O'Brien sets retirement as Carson-Newman president
JEFFERSON CITY, Tenn. (BP) -- Randall O'Brien, president of Carson-Newman University, has announced his plans to retire, effective Dec. 31.
O'Brien was elected by C-N trustees in July 2008, officially joining the college on Jan. 1, 2009. A native of McComb, Miss., O'Brien was executive vice president and provost at Baylor University in Waco, Texas, at the time of his election.
In a letter to university trustees and others on July 15, O'Brien expression appreciation for his 10 years with Carson-Newman but noted "a new appointed time now arises, a time to enter into a new season of life." He cited plans for him and his wife to spend more time with their children and young grandchildren.
In the letter, O'Brien thanked the university's trustees, administrative leadership, faculty, staff and students for their support. He also mentioned a number of other groups including university alumni and friends, Tennessee Baptists and convention affiliation, and other constituencies.
O'Brien also cited the contributions of his wife Kay as "first lady" of the university. "Now is the time for you to give another blessed couple the privilege of serving with you at Carson-Newman," he wrote. "God will surely bring the right teammates to you. Their gifts will help you take our beloved school of providence and prayer to the next level of excellence."
He closed his letter to the trustees by noting he is looking forward to the upcoming fall semester. "The future is bright for Carson-Newman," he wrote. "Let's make this school year the best ever."
Harry Brooks, chairman of Carson-Newman's trustees and a member of Union Baptist Church (Washington Pike) in Knoxville, said O'Brien has done "a phenomenal job" as president.
"He has been a delight to work with," Brooks observed. "He has had the strong support of the staff, professors and students at Carson-Newman."
Brooks said there currently is no timetable to find a successor. "We will begin the process of the search and selection of a new president soon," he said.
C-N board member Dean Haun, pastor of First Baptist Church in Morristown, and a former president of the Tennessee Baptist Convention, credits several qualities to O'Brien's success.
"He has always been an incredible communicator, an incredible builder and incredible encourager," Haun said. "And I think when you mix those three ingredients together in his position as a university president, it's quite powerful. The attendance records set at Carson-Newman are a great result of his leadership and what he has been able to accomplish."
Randy C. Davis, president and executive director of the Tennessee Baptist Mission Board, noted that O'Brien "has served Carson-Newman with great distinction. He, along with a strong board of trustees, has led the university to a much stronger position financially than where the university was a decade ago."

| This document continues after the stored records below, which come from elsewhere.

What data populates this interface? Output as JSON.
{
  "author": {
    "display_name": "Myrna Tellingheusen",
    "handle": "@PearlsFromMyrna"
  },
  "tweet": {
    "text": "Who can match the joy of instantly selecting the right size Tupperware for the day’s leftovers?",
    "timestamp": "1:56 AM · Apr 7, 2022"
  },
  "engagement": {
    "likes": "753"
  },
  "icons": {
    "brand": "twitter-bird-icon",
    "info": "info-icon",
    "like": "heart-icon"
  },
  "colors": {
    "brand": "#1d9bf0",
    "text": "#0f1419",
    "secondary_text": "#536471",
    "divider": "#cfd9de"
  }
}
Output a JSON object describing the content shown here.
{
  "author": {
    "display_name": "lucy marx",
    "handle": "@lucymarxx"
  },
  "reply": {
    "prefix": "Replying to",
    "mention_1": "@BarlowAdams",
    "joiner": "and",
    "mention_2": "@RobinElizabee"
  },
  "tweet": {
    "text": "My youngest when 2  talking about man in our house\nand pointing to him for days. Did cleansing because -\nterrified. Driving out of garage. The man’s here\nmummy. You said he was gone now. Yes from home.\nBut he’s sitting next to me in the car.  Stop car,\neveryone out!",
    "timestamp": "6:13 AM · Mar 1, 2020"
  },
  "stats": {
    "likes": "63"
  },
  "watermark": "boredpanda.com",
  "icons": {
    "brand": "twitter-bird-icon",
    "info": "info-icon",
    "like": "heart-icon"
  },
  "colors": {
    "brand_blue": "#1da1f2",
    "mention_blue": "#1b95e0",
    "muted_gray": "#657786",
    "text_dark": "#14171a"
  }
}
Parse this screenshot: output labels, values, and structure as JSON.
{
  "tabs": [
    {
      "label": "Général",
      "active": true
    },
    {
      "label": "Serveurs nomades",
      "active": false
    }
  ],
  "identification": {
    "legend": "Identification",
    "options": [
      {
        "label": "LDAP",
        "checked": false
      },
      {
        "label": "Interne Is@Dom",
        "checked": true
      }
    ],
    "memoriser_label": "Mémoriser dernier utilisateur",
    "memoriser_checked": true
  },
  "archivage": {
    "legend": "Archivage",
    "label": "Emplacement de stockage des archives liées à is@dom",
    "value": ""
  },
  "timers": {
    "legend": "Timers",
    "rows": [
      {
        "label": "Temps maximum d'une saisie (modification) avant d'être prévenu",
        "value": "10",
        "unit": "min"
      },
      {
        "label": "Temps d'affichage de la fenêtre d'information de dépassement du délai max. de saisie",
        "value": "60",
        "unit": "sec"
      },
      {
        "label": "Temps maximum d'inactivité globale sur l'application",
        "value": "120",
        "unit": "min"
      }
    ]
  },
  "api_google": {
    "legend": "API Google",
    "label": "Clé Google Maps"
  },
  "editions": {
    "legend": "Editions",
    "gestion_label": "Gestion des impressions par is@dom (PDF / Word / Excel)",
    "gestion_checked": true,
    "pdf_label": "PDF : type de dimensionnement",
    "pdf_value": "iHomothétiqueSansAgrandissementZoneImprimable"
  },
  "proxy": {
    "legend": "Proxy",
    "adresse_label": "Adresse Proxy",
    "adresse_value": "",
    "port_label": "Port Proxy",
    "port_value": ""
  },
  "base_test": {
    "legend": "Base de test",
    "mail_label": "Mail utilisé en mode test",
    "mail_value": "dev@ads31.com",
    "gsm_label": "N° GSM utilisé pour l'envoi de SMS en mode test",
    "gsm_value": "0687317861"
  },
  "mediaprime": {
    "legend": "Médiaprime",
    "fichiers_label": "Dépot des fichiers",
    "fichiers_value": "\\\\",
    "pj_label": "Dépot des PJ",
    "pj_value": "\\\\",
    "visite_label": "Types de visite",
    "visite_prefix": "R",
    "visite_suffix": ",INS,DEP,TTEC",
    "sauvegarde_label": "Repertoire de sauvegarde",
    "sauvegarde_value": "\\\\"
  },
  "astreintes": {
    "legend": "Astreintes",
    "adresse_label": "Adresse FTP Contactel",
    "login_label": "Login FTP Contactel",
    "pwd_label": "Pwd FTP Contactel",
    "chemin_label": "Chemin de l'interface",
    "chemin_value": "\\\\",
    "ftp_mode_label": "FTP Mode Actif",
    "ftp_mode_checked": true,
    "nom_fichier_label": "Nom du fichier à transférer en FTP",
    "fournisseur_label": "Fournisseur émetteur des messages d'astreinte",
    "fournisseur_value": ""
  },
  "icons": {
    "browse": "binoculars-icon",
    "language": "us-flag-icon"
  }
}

Davis cited O'Brien's "extensive resume, from educational preparation to military service" and the contributions of his wife Kay who "has been a wonderful first lady at Carson Newman. They've made a great team."
The TBMB leader recalled that just last summer under O'Brien's leadership and with the support of the board of trustees, "Carson Newman took the unprecedented action of adding the Baptist Faith and Message to its governing documents. [Because of that action], the bonds between the Tennessee Baptist Convention network of churches and its educational institution in East Tennessee were made stronger," Davis affirmed.
"We wish Randall and Kay well as God continues to use them in these retirement years," he added.
Founded in 1851, Carson-Newman has more than 2,500 students and offers 50 undergraduate majors, as well as associate, bachelor's, master's and doctorate degrees.